I am eligible for a widow's benefit at a certain age, not far off. My own retirement benefits would be higher, but I plan to start drawing the widow's benefit once I reach full retirement age so there will be no restriction on my own earnings amount, and I will continue to work full time as long as I am able, hopefully to age 70, and in this way will continue to build my own social security amount. When I reach 70, I will then switch over to my own social security, which will be maximized and will be much higher than the widow's benefit.

alan, las vegas
November 07, 2013 at 1:26 pm
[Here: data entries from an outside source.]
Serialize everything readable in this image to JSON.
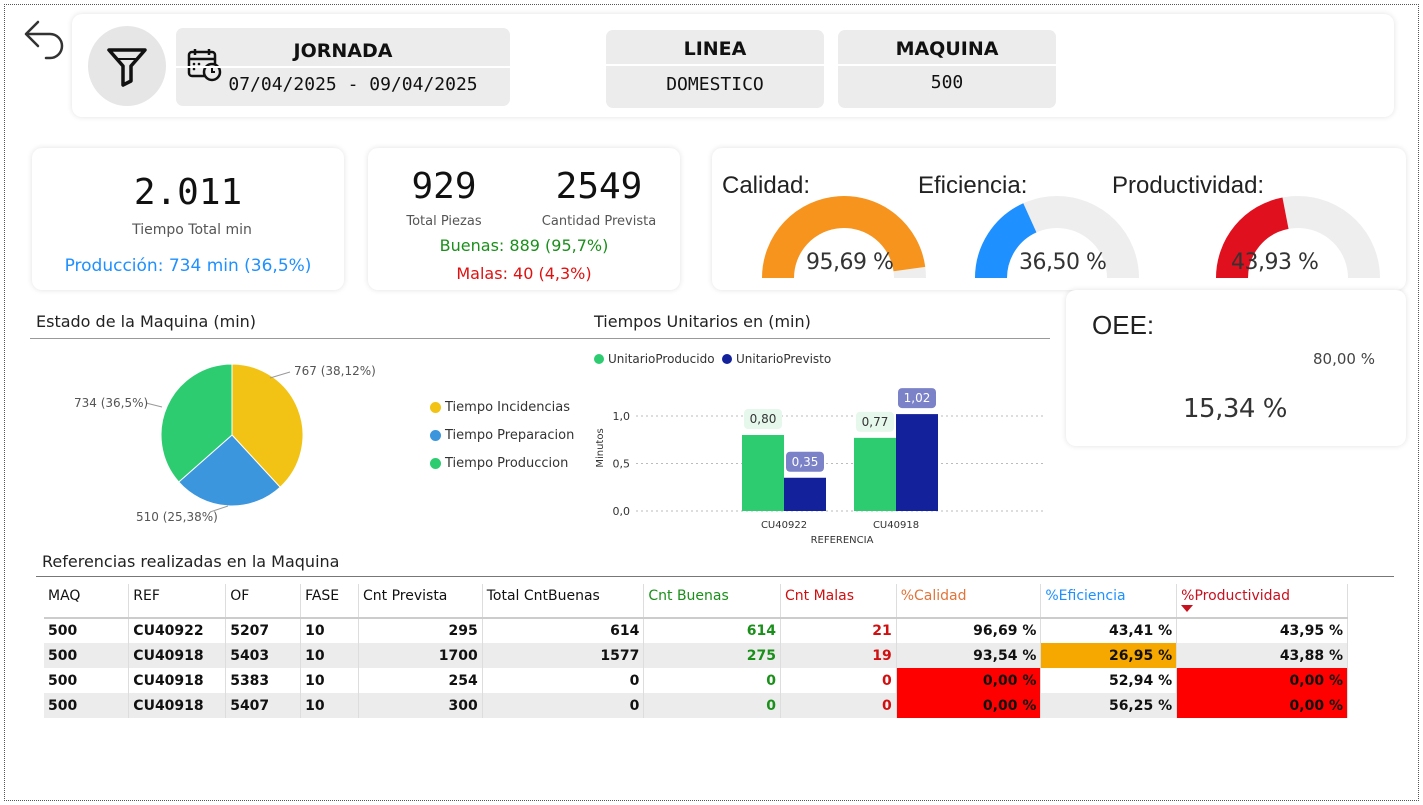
{
  "header": {
    "jornada_title": "JORNADA",
    "jornada_range": "07/04/2025 - 09/04/2025",
    "linea_title": "LINEA",
    "linea_value": "DOMESTICO",
    "maquina_title": "MAQUINA",
    "maquina_value": "500"
  },
  "kpis": {
    "tiempo_total": "2.011",
    "tiempo_total_label": "Tiempo Total min",
    "produccion_text": "Producción: 734 min (36,5%)",
    "total_piezas": "929",
    "total_piezas_label": "Total Piezas",
    "cantidad_prevista": "2549",
    "cantidad_prevista_label": "Cantidad Prevista",
    "buenas_text": "Buenas: 889 (95,7%)",
    "malas_text": "Malas: 40 (4,3%)"
  },
  "gauges": [
    {
      "title": "Calidad:",
      "value": 95.69,
      "label": "95,69 %",
      "color": "#f7941d"
    },
    {
      "title": "Eficiencia:",
      "value": 36.5,
      "label": "36,50 %",
      "color": "#1e90ff"
    },
    {
      "title": "Productividad:",
      "value": 43.93,
      "label": "43,93 %",
      "color": "#e0101e"
    }
  ],
  "oee": {
    "title": "OEE:",
    "value": 15.34,
    "label": "15,34 %",
    "target": 80.0,
    "target_label": "80,00 %",
    "color": "#7f7f7f",
    "target_color": "#1aa31a"
  },
  "estado": {
    "title": "Estado de la Maquina (min)",
    "legend": [
      {
        "label": "Tiempo Incidencias",
        "color": "#f2c314"
      },
      {
        "label": "Tiempo Preparacion",
        "color": "#3b96dd"
      },
      {
        "label": "Tiempo Produccion",
        "color": "#2ecc71"
      }
    ]
  },
  "tiempos": {
    "title": "Tiempos Unitarios en (min)",
    "legend": [
      {
        "label": "UnitarioProducido",
        "color": "#2ecc71"
      },
      {
        "label": "UnitarioPrevisto",
        "color": "#13219a"
      }
    ]
  },
  "chart_data": [
    {
      "type": "pie",
      "title": "Estado de la Maquina (min)",
      "categories": [
        "Tiempo Incidencias",
        "Tiempo Preparacion",
        "Tiempo Produccion"
      ],
      "values": [
        767,
        510,
        734
      ],
      "labels": [
        "767 (38,12%)",
        "510 (25,38%)",
        "734 (36,5%)"
      ],
      "colors": [
        "#f2c314",
        "#3b96dd",
        "#2ecc71"
      ]
    },
    {
      "type": "bar",
      "title": "Tiempos Unitarios en (min)",
      "categories": [
        "CU40922",
        "CU40918"
      ],
      "series": [
        {
          "name": "UnitarioProducido",
          "values": [
            0.8,
            0.77
          ],
          "labels": [
            "0,80",
            "0,77"
          ],
          "color": "#2ecc71"
        },
        {
          "name": "UnitarioPrevisto",
          "values": [
            0.35,
            1.02
          ],
          "labels": [
            "0,35",
            "1,02"
          ],
          "color": "#13219a"
        }
      ],
      "xlabel": "REFERENCIA",
      "ylabel": "Minutos",
      "yticks": [
        "0,0",
        "0,5",
        "1,0"
      ],
      "ylim": [
        0,
        1.1
      ]
    }
  ],
  "table": {
    "title": "Referencias realizadas en la Maquina",
    "columns": [
      "MAQ",
      "REF",
      "OF",
      "FASE",
      "Cnt Prevista",
      "Total CntBuenas",
      "Cnt Buenas",
      "Cnt Malas",
      "%Calidad",
      "%Eficiencia",
      "%Productividad"
    ],
    "header_colors": [
      "#111",
      "#111",
      "#111",
      "#111",
      "#111",
      "#111",
      "#1a8f1a",
      "#d01010",
      "#e0743a",
      "#1e90ff",
      "#c8101e"
    ],
    "rows": [
      [
        "500",
        "CU40922",
        "5207",
        "10",
        "295",
        "614",
        "614",
        "21",
        "96,69 %",
        "43,41 %",
        "43,95 %"
      ],
      [
        "500",
        "CU40918",
        "5403",
        "10",
        "1700",
        "1577",
        "275",
        "19",
        "93,54 %",
        "26,95 %",
        "43,88 %"
      ],
      [
        "500",
        "CU40918",
        "5383",
        "10",
        "254",
        "0",
        "0",
        "0",
        "0,00 %",
        "52,94 %",
        "0,00 %"
      ],
      [
        "500",
        "CU40918",
        "5407",
        "10",
        "300",
        "0",
        "0",
        "0",
        "0,00 %",
        "56,25 %",
        "0,00 %"
      ]
    ],
    "cell_bg": [
      [
        null,
        null,
        null,
        null,
        null,
        null,
        null,
        null,
        null,
        null,
        null
      ],
      [
        null,
        null,
        null,
        null,
        null,
        null,
        null,
        null,
        null,
        "#f7a800",
        null
      ],
      [
        null,
        null,
        null,
        null,
        null,
        null,
        null,
        null,
        "#ff0000",
        null,
        "#ff0000"
      ],
      [
        null,
        null,
        null,
        null,
        null,
        null,
        null,
        null,
        "#ff0000",
        null,
        "#ff0000"
      ]
    ]
  },
  "colors": {
    "accent_blue": "#1e90ff",
    "good_green": "#1a8f1a",
    "bad_red": "#e01010"
  }
}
Hi. start early is the key, otherwise you will work till you are 70. I am not retiring till next year and I will be 67. now that I can, I feel there is no rush to retire, unless you really hate your job. folks just have to stop buying things that are going to go in the garbage. just think everything you buy eventually ends up getting thrown out. don't buy so much and invest that money instead.

October 26, 2013 at 11:34 am
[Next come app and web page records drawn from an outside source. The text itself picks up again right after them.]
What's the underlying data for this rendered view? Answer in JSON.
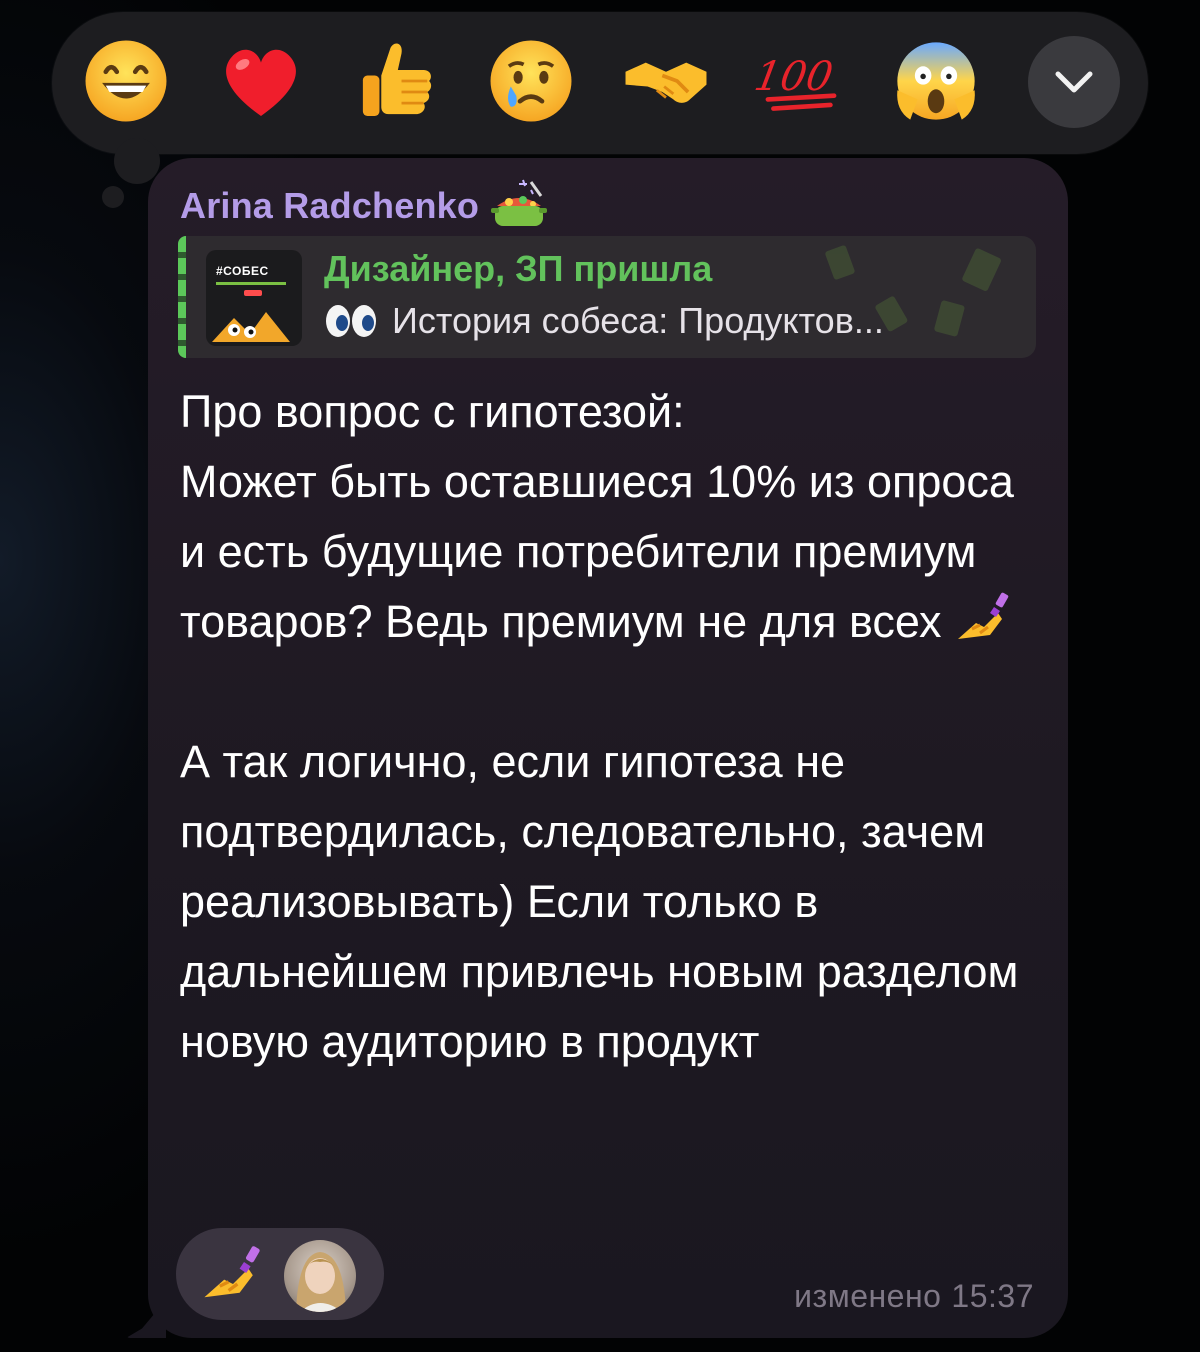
{
  "reaction_picker": {
    "reactions": [
      {
        "icon": "grinning-face-emoji"
      },
      {
        "icon": "red-heart-emoji"
      },
      {
        "icon": "thumbs-up-emoji"
      },
      {
        "icon": "crying-face-emoji"
      },
      {
        "icon": "handshake-emoji"
      },
      {
        "icon": "hundred-points-emoji"
      },
      {
        "icon": "screaming-face-emoji"
      }
    ],
    "expand_icon": "chevron-down-icon"
  },
  "message": {
    "sender": "Arina Radchenko",
    "sender_badge_icon": "cooking-pot-emoji",
    "reply": {
      "thumb_label": "#СОБЕС",
      "title": "Дизайнер, ЗП пришла",
      "subtitle_icon": "eyes-emoji",
      "subtitle": "История собеса: Продуктов..."
    },
    "paragraphs": [
      "Про вопрос с гипотезой:\nМожет быть оставшиеся 10% из опроса и есть будущие потребители премиум товаров? Ведь премиум не для всех",
      "А так логично, если гипотеза не подтвердилась, следовательно, зачем реализовывать) Если только в дальнейшем привлечь новым разделом новую аудиторию в продукт"
    ],
    "inline_emoji": "nail-polish-emoji",
    "reaction": {
      "icon": "nail-polish-emoji",
      "reactor": "avatar"
    },
    "edited_label": "изменено",
    "time": "15:37"
  }
}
Sustainable payout from an inflation adjusted, immediate annuity is about 3.7% for a 55 year old.

For each million dollars you have (;-) you'll have about $37,000 per year, before taxes to live upon. :-(

$500,000 will give you half of that.

If you've nothing saved at age 50, you'll have a tough time doing it by 65.

Reality sucks.

Bill of Delaware
October 26, 2013 at 9:07 am

Around age 50, most people aren't giving much thought to retirement. That's a mistake. That's the time to start looking at reducing depts such as college loans, mortgage and car loans, etc. No matter when you choose to retire you'll do much better if you have none of these depts. As to when to retire, obviously the longer you wait the more Social Security dollars you'll receive. But there are 5 years between 65 and 70. If you would average $1200./month over those five years, that's $72,000 you would never receive if you wait till age 70. So at age 70, how many years would it take to make up that amount? And every year, the dollars buy less and less. Something to think about.